A sclerotinia risk alerts service will again run this season to help growers better target sprays as oilseed rape begins to enter its critical flowering period.
The web-based service, created by AHDB, uses a traffic-light system to highlight areas where weather conditions are currently, or are forecast to be, suitable for the sclerotinia pathogen to infect crops.
Covering other key infection information, such as spore pressure data, the service can help focus monitoring efforts and guide the application of protectant fungicides.
The disease affects crops such as oilseed rape, lettuce, carrot, vegetable brassicas, peas, beans and potatoes.
In oilseed rape, sclerotinia can cause yield losses of up to 50 percent.
Catherine Harries, who manages disease research at AHDB said: “In 2020, our analysis showed that the sclerotinia forecasts were around 96% accurate, with only around 2% false negatives.
“Forecasts are never perfect, but we are encouraged by the results. Information on the presence of spores, weather and crop growth stage can really help target sclerotinia sprays.”
Recent AHDB-funded research found that decisions based on sclerotinia inoculum levels and weather-based infection risk resulted in 26% fewer crops needing treatment.
Typically, the optimum time for a single spray is just before mid-flowering on the main raceme and, since fungicides have protectant activity, should be applied prior to an infection risk alert, AHDB said.
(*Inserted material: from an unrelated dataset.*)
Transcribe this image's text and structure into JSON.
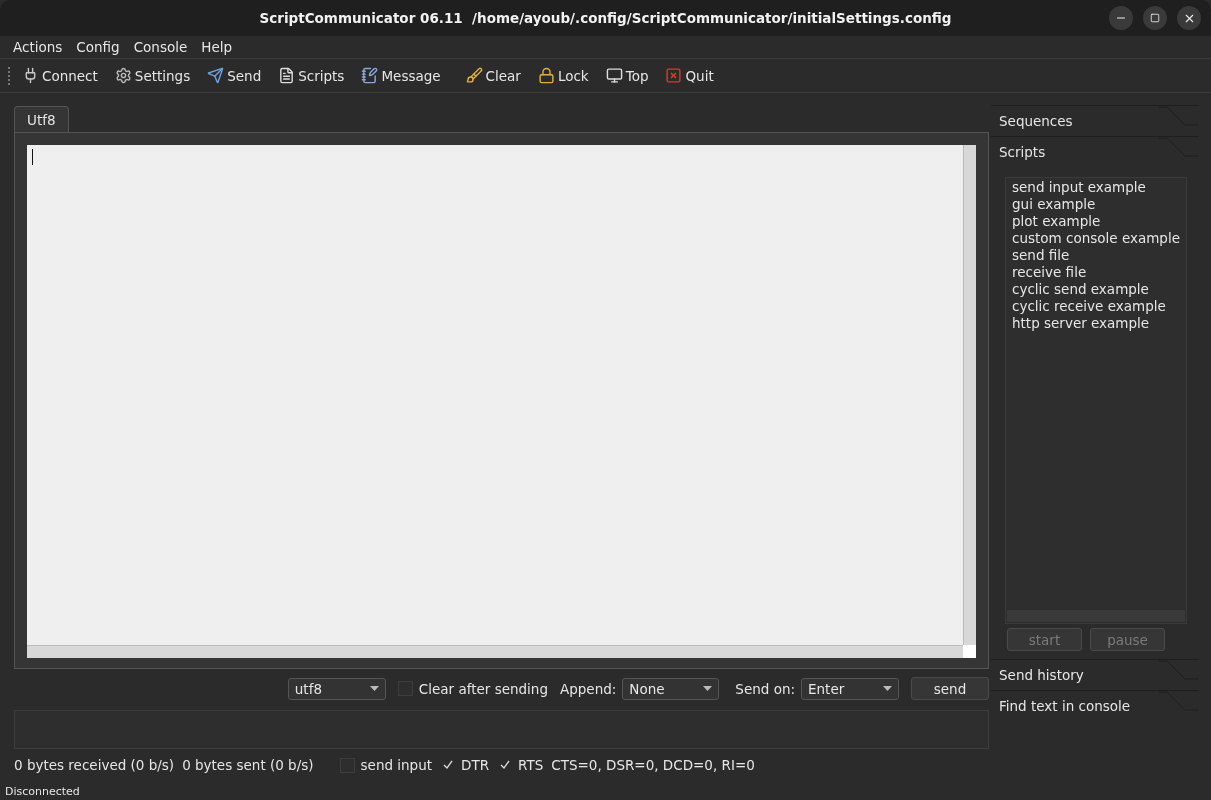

Persistence of full-dose fungicides is approximately three weeks. If a spray is made earlier, or if the flowering period is extended, a second spray may be required under conducive infection conditions.